[Your instructions] Print the data below exactly as it stands, and keep the pictures out.

[Working data]
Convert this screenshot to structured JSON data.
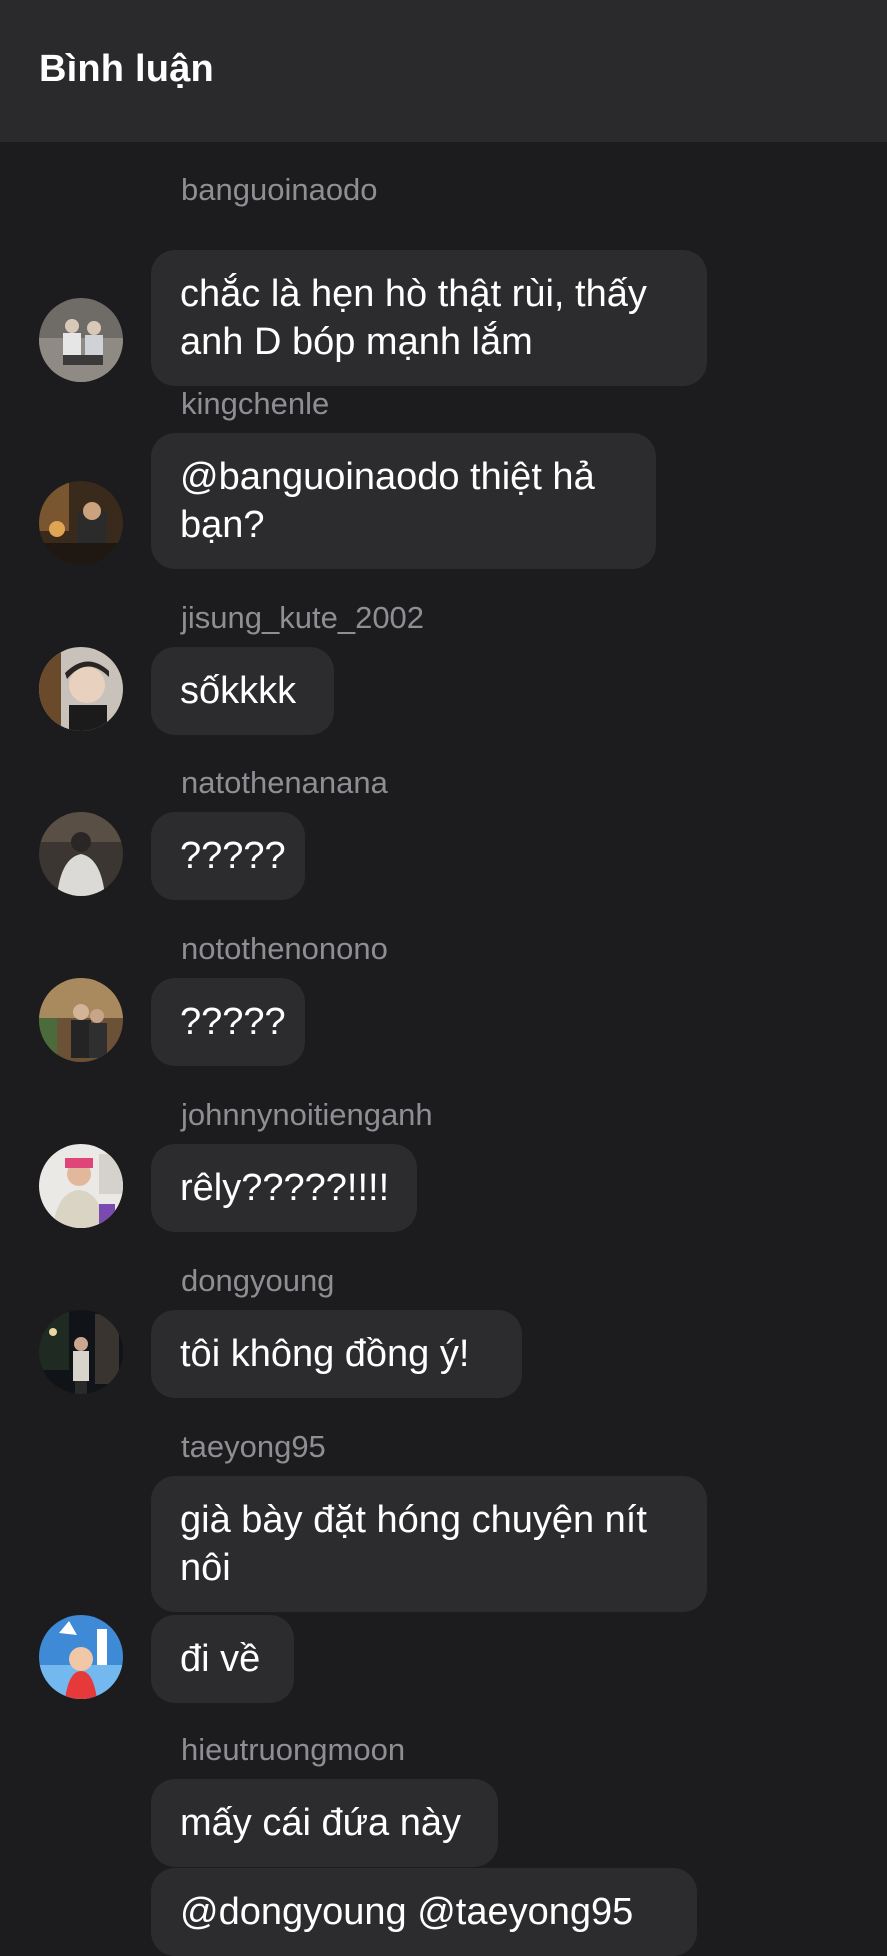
{
  "header": {
    "title": "Bình luận"
  },
  "comments": [
    {
      "username": "banguoinaodo",
      "messages": [
        "chắc là hẹn hò thật rùi, thấy\nanh D bóp mạnh lắm"
      ],
      "avatar": "avatar-banguoinaodo"
    },
    {
      "username": "kingchenle",
      "messages": [
        "@banguoinaodo thiệt hả\nbạn?"
      ],
      "avatar": "avatar-kingchenle"
    },
    {
      "username": "jisung_kute_2002",
      "messages": [
        "sốkkkk"
      ],
      "avatar": "avatar-jisung"
    },
    {
      "username": "natothenanana",
      "messages": [
        "?????"
      ],
      "avatar": "avatar-natothenanana"
    },
    {
      "username": "notothenonono",
      "messages": [
        "?????"
      ],
      "avatar": "avatar-notothenonono"
    },
    {
      "username": "johnnynoitienganh",
      "messages": [
        "rêly?????!!!!"
      ],
      "avatar": "avatar-johnny"
    },
    {
      "username": "dongyoung",
      "messages": [
        "tôi không đồng ý!"
      ],
      "avatar": "avatar-dongyoung"
    },
    {
      "username": "taeyong95",
      "messages": [
        "già bày đặt hóng chuyện nít\nnôi",
        "đi về"
      ],
      "avatar": "avatar-taeyong95"
    },
    {
      "username": "hieutruongmoon",
      "messages": [
        "mấy cái đứa này",
        "@dongyoung @taeyong95"
      ],
      "avatar": "avatar-hieutruongmoon"
    }
  ],
  "colors": {
    "background": "#1c1c1e",
    "header": "#2a2a2c",
    "bubble": "#2c2c2e",
    "username": "#8e8e93"
  }
}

[Exercise solution]
Convert this screenshot to structured JSON data.
{
  "header": {
    "title": "Bình luận"
  },
  "comments": [
    {
      "username": "banguoinaodo",
      "messages": [
        "chắc là hẹn hò thật rùi, thấy\nanh D bóp mạnh lắm"
      ],
      "avatar": "avatar-banguoinaodo"
    },
    {
      "username": "kingchenle",
      "messages": [
        "@banguoinaodo thiệt hả\nbạn?"
      ],
      "avatar": "avatar-kingchenle"
    },
    {
      "username": "jisung_kute_2002",
      "messages": [
        "sốkkkk"
      ],
      "avatar": "avatar-jisung"
    },
    {
      "username": "natothenanana",
      "messages": [
        "?????"
      ],
      "avatar": "avatar-natothenanana"
    },
    {
      "username": "notothenonono",
      "messages": [
        "?????"
      ],
      "avatar": "avatar-notothenonono"
    },
    {
      "username": "johnnynoitienganh",
      "messages": [
        "rêly?????!!!!"
      ],
      "avatar": "avatar-johnny"
    },
    {
      "username": "dongyoung",
      "messages": [
        "tôi không đồng ý!"
      ],
      "avatar": "avatar-dongyoung"
    },
    {
      "username": "taeyong95",
      "messages": [
        "già bày đặt hóng chuyện nít\nnôi",
        "đi về"
      ],
      "avatar": "avatar-taeyong95"
    },
    {
      "username": "hieutruongmoon",
      "messages": [
        "mấy cái đứa này",
        "@dongyoung @taeyong95"
      ],
      "avatar": "avatar-hieutruongmoon"
    }
  ],
  "colors": {
    "background": "#1c1c1e",
    "header": "#2a2a2c",
    "bubble": "#2c2c2e",
    "username": "#8e8e93"
  }
}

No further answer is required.